ACTION ITEM: Copy all lines in the material holding the string "name".

=== Section Start ===

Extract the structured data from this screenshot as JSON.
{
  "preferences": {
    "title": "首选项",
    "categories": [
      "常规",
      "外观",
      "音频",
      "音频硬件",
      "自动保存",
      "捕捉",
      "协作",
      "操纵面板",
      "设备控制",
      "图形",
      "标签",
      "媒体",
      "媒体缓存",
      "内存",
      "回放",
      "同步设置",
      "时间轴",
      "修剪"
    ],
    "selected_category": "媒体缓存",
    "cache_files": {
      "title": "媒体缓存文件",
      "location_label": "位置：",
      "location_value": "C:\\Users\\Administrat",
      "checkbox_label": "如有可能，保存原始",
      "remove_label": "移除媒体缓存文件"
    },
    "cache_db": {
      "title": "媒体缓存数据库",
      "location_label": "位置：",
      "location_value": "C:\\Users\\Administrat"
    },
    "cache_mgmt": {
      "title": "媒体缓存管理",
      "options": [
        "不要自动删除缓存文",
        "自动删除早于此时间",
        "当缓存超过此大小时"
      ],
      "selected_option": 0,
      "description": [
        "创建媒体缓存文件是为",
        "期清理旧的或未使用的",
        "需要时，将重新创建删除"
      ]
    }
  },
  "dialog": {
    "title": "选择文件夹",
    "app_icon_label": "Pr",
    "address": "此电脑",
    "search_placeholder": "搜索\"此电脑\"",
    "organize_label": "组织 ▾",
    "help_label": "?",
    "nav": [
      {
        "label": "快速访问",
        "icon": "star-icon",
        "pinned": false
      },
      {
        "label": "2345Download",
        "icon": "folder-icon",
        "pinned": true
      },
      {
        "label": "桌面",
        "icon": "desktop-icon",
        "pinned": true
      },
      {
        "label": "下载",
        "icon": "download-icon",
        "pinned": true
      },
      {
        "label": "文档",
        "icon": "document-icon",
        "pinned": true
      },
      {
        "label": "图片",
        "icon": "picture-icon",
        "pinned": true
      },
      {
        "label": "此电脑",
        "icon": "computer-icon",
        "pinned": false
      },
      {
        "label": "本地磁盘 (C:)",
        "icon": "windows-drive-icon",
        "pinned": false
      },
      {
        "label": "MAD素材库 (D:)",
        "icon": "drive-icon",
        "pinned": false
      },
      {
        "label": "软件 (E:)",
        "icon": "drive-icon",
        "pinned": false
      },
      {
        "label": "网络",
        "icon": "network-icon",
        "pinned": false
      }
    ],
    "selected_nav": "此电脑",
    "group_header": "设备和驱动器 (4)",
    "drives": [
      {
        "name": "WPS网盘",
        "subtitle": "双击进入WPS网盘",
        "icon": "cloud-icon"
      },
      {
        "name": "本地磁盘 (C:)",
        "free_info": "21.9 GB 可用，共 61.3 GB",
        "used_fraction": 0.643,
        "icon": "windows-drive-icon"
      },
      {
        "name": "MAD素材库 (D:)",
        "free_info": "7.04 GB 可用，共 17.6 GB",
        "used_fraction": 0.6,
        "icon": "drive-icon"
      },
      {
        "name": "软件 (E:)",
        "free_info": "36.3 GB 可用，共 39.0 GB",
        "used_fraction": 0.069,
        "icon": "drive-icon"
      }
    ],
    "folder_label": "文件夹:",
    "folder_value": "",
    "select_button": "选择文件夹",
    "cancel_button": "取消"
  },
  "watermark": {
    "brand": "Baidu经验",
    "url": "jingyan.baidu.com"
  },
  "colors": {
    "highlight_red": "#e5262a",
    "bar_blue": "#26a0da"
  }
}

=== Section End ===

RESPONSE AREA:
        "name": "WPS网盘",
        "name": "本地磁盘 (C:)",
        "name": "MAD素材库 (D:)",
        "name": "软件 (E:)",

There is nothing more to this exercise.